### Task to complete
What is needed here is an exact reprint of every record below.

⁂

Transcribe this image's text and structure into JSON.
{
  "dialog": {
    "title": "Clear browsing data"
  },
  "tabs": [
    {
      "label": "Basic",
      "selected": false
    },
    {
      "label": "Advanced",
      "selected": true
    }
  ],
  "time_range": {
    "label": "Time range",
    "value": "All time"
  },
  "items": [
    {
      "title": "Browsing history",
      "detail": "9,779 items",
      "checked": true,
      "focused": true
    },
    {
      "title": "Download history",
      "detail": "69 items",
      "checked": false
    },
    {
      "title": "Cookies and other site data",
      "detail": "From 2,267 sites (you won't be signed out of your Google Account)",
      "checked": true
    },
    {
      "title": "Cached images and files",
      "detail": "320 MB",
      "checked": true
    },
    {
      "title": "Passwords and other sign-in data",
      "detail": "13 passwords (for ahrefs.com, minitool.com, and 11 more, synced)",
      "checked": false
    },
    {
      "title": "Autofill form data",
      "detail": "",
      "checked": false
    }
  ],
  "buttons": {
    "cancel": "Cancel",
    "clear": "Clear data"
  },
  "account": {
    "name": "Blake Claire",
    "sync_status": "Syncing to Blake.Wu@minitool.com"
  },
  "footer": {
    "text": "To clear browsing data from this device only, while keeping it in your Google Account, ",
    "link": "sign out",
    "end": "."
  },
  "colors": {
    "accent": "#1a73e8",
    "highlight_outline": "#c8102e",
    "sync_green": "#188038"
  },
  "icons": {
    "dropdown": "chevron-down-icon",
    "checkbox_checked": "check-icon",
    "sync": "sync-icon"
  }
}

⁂

### Solution to this task
Transcribe this image's text and structure into JSON.
{
  "dialog": {
    "title": "Clear browsing data"
  },
  "tabs": [
    {
      "label": "Basic",
      "selected": false
    },
    {
      "label": "Advanced",
      "selected": true
    }
  ],
  "time_range": {
    "label": "Time range",
    "value": "All time"
  },
  "items": [
    {
      "title": "Browsing history",
      "detail": "9,779 items",
      "checked": true,
      "focused": true
    },
    {
      "title": "Download history",
      "detail": "69 items",
      "checked": false
    },
    {
      "title": "Cookies and other site data",
      "detail": "From 2,267 sites (you won't be signed out of your Google Account)",
      "checked": true
    },
    {
      "title": "Cached images and files",
      "detail": "320 MB",
      "checked": true
    },
    {
      "title": "Passwords and other sign-in data",
      "detail": "13 passwords (for ahrefs.com, minitool.com, and 11 more, synced)",
      "checked": false
    },
    {
      "title": "Autofill form data",
      "detail": "",
      "checked": false
    }
  ],
  "buttons": {
    "cancel": "Cancel",
    "clear": "Clear data"
  },
  "account": {
    "name": "Blake Claire",
    "sync_status": "Syncing to Blake.Wu@minitool.com"
  },
  "footer": {
    "text": "To clear browsing data from this device only, while keeping it in your Google Account, ",
    "link": "sign out",
    "end": "."
  },
  "colors": {
    "accent": "#1a73e8",
    "highlight_outline": "#c8102e",
    "sync_green": "#188038"
  },
  "icons": {
    "dropdown": "chevron-down-icon",
    "checkbox_checked": "check-icon",
    "sync": "sync-icon"
  }
}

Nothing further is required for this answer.